One more point before signing off, Japan is divided into two electric zones – 50 hz and 60 hz.  The ability to transfer power between zones is limited to 1 GW through frequency converters.  This is literally nothing when you consider total generating capacity is 81 GW in the 50 hz zone where the damaged power plants lie.

This electrical distribution problem will not go away in 6 months.

Economic News this Week:

Econintersect issued its economic forecast for April 2011 indicating a peaking of this current economic sub-cycle.  In simple words, the same moderate recovery seen in March will continue in April.

This week the Weekly Leading Index (WLI) from ECRI improved from an downwardly revised 6.4%  to 6.5%.  This level implies the business conditions six months from now will be approximately the same or slightly improved compared to today.

Initial unemployment claims in this week’s release dropped slightly but essentially negated by revision to previous weeks – the four week average increased slightly.  The data for the last two months as been quite noisy, and it remains important to follow the four week moving average for analysis of unemployment to smooth out the reporting idiosyncrasies.

The data released this week was positive and consistent with Econintersect’s January, February and March forecasts of slightly improving economic conditions overall.  The economy, similar to this period last year at this time, is gaining strength.

Weekly Economic Release Scorecard:

Item Headline Analysis
March ISM Manufacturing
Down slightly
Likely the same MoM due to seasonal adjustmet
February Construction Spending
Down
Historically very bad
March Employment
Moderate Growth
Rate of Growth may be as good as it gets
February Manufacturing
Down
Moderately strong manufacturing data
March Home Prices
Up
Strongest seasonal rise for several years
March ADP Jobs
Moderate Growth
Matches BLS jobs data
April Economic Forecast

Rate of growth flat
March Conference Board Consumer Sentiment
Down
Big drop in sentiment this month
January Case-Shiller Home Prices
Down
All home price indices declining
February Pending Home Sales
Up
Just Wrong – index is down
February Personal Income

Squeeze in disposable income
February PCE
Improving
Improving at a tortoise pace
Renminbi

Proper evaluation may be a function of elements which effect the rate of savings or spending
GDP

Walking through the relationship of the components of GDP
Unemployment for College Graduates

Graduates are unable to upgrade jobs when economy improves
Asia Investing

Elliott Morss reviews relative potential between the tiger economies
Investing Preview

Jeff Miller looks at the week ahead
Gold

Erik McCurdy looks at gold’s potential
Europe Economy

Dirk Ehnts looks at lower inflation in higher debt countries
Book Review “Exorbitant Privilege”

Economic Growth for the USA is advised – but how?
Banking

Elliott Morss looks at TBTF and who has not paid back TARP borrowing
Dollar Index

Guy Lerner says dollar decline is manageable
China Loan Growth

Michael Pettis believes loan growth is about to increase

Bankruptcy this Week: Harry & David Holdings

Failed Banks this Week: (None)


http://econintersect.com/b2evolution/blog2.php/2011/03/28/too-big-to-fail-a-red-herring
Share this Econintersect Article:
  • Print
  • Digg
  • Facebook
  • Yahoo!

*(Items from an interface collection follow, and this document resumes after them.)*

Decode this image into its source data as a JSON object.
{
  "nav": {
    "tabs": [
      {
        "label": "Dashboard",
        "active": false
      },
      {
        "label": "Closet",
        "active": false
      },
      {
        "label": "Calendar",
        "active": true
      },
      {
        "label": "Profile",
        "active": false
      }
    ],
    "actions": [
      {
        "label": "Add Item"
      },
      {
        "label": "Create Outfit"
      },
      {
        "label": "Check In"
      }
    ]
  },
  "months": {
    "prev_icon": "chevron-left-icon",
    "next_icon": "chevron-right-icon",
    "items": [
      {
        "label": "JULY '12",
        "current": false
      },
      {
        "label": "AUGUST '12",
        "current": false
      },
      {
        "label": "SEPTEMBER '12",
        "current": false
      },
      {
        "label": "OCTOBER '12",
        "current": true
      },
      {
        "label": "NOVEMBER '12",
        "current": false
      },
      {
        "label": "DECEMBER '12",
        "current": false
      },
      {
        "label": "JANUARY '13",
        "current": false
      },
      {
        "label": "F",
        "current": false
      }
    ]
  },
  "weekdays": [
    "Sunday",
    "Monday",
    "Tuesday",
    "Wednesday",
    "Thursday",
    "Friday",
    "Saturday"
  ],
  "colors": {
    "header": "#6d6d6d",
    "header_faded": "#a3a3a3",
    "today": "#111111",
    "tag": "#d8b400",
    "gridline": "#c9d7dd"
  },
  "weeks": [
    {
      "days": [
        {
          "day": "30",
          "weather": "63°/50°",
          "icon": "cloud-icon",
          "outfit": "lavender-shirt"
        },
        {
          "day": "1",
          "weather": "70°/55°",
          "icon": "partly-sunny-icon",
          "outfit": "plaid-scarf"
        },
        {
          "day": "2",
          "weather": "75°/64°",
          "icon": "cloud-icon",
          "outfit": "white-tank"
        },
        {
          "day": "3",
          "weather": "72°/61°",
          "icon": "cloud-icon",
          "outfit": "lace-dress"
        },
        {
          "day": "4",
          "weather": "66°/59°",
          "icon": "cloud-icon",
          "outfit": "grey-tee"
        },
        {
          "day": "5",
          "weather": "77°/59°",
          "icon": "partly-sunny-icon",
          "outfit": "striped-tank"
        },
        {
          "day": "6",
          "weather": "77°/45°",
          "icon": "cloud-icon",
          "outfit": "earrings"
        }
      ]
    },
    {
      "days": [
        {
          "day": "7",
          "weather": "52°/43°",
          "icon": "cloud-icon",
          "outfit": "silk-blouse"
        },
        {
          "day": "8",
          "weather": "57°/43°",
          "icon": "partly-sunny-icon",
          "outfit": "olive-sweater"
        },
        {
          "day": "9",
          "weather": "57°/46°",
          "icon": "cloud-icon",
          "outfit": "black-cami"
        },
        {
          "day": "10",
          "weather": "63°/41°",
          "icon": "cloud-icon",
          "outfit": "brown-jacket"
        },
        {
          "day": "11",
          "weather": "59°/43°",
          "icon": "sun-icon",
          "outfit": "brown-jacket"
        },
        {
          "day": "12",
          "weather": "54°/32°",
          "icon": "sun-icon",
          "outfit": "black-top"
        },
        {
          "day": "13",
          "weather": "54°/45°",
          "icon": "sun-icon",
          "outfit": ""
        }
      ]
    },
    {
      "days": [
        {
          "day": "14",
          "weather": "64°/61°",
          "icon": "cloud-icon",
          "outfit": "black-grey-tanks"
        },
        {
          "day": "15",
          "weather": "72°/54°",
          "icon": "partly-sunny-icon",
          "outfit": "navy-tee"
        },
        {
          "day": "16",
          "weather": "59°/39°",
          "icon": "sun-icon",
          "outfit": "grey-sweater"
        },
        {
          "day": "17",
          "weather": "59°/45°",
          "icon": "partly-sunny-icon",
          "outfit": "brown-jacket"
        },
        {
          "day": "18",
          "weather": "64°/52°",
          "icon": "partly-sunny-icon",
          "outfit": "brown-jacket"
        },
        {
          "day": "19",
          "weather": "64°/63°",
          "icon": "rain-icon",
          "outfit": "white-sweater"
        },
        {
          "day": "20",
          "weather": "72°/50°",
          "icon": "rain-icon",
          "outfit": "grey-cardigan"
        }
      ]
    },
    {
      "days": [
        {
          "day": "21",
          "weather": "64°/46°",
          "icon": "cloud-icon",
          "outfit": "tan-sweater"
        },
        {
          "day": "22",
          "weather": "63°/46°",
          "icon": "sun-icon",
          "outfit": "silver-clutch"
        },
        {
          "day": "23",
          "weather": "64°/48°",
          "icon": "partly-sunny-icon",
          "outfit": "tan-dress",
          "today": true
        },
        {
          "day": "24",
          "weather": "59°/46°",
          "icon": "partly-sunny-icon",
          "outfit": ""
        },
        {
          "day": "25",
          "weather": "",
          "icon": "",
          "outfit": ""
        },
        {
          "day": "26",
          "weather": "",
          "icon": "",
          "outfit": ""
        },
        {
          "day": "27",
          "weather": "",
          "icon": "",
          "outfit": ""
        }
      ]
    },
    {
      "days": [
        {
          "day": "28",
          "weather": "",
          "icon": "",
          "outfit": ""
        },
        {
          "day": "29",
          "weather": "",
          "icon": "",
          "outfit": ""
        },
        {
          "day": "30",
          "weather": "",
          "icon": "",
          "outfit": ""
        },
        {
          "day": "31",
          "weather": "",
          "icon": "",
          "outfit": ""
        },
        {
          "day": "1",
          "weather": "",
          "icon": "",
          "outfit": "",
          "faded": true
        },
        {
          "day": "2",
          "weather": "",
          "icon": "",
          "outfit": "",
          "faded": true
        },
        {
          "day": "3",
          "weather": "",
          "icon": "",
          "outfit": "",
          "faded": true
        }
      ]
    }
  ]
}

Buzz
  • Twitter
  • Google Bookmarks
  • LinkedIn
  • Wikio
  • email
  • RSS
This entry was posted in Weekly Economic Summary and tagged , , , , , , , , , , . Bookmark the permalink.










Make a Comment

Econintersect wants your comments, data and opinion on the articles posted.  As the internet is a "war zone" of trolls, hackers and spammers - Econintersect must balance its defences against ease of commenting.  We have joined with Livefyre to manage our comment streams.

To comment, just click the "Sign In" button at the top-left corner of the comment box below. You can create a commenting account using your favorite social network such as Twitter, Facebook, Google+, LinkedIn or Open ID - or open a Livefyre account using your email address.





One Response to Japan’s Fate Subject to the Winds

  1. Pingback: Flying to NRT? Read this first. - Airline Pilot Central Forums